College of Science and Engineering
Enzymes are dynamical systems that perform homeostatic abilities, in precise control of their local environment through inter-conversions of chemical and mechanical energy and self-regulating feedback connections organized hierarchically across many scales of states. However, little is currently known about the fundamental molecular mechanisms by which enzymes sense mechanical force or deformation, and transducer the mechanical signal into a chemical/biological response.
Dr. Yang’s research is directed primarily toward developing and applying modern computational, theoretical capabilities and designed experiments for the understanding and prediction of chemical and physical processes ranging from the molecular to the nanoscale to comprehensive applications, elucidating the mechanistic and stereochemical course of electrocyclic organic reactions, characterizing processes and the nature of inter- and intramolecular interactions governing complex structure, molecular recognition, etc. by which are degraded in physical chemistry and biophysics.

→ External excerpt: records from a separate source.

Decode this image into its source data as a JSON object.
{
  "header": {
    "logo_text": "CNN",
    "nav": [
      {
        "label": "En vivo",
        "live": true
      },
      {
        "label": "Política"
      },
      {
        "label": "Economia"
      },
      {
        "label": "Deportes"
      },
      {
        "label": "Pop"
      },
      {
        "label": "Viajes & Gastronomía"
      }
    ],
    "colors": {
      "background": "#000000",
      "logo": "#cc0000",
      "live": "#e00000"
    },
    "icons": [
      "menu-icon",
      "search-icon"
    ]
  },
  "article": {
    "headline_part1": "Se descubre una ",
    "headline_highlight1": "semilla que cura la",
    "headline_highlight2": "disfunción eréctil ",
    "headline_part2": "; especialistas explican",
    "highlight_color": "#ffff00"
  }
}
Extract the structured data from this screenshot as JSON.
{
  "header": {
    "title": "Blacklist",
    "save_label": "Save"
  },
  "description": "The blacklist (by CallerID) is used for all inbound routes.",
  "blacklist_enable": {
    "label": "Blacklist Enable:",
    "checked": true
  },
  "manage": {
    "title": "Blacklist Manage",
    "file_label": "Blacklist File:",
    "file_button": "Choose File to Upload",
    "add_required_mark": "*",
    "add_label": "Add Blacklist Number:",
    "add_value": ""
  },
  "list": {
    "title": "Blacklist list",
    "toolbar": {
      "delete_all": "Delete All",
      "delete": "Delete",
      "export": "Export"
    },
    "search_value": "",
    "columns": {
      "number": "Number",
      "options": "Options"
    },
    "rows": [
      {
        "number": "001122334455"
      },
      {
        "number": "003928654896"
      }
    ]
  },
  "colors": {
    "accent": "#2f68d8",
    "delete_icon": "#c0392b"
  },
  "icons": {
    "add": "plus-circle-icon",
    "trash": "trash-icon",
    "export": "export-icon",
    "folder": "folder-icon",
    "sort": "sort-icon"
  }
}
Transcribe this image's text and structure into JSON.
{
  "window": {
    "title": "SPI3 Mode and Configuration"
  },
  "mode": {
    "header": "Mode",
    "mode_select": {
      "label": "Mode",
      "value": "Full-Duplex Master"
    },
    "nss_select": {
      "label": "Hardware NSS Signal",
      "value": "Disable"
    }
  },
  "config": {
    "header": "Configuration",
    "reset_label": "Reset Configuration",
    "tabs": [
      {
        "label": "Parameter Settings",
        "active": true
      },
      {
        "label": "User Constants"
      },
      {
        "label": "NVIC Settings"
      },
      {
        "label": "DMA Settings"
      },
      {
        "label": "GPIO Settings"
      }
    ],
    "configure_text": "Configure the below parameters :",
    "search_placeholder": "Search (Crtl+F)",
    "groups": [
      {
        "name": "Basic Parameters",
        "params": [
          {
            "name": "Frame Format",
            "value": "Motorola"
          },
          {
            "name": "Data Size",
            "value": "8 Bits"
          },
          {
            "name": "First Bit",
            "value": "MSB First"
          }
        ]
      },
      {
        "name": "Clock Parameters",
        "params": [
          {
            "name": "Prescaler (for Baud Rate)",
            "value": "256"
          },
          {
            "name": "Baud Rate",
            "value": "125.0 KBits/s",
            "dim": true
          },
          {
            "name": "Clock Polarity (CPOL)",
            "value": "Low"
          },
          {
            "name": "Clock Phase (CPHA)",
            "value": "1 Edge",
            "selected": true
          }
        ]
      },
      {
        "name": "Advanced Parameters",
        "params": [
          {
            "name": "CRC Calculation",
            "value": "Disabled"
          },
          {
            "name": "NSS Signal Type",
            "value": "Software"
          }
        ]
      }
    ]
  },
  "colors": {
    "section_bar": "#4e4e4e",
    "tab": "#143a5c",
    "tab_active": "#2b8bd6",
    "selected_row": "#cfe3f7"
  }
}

The inspiration that X-rays could reveal the crystallographic structures inevitably gave way to the perspiration required to solve more and more complicated biological macromolecules in solutions. X-ray/Neutron scattering has been applied more recently to the study of biomolecules, starting from the late 1980s, but the method, particularly in difficulty of data analysis, is now established as an indispensable tool for their application of structures can be mapped. Dr. Yang has focuses on the SAXS data analysis by incorporating innovated methodologies of computational chemical dynamics that allow one to meaningfully interpret the scattering data from monodisperse systems, from transient complexes as well as flexible and heterogeneous systems in terms of structural models. Yang’s group current interest has focused on the hybrid approaches utilizing SAXS with high-resolution molecular dynamics simulation techniques, but also with biochemical, biophysical, and numerical programming methods by a series of breakthrough experiments with the synchrotron/neutron beamline (TLS 23A at NSRRC/ QUOKKA at ANSTO) and developed computational techniques for solving the inverse mapping problems of X-ray/neutron scattering. Dr. Hsiao-Ching Yang’s research makes efforts to open the field to a new avenue with explosive positive development of value for pure science and practical applications.91 views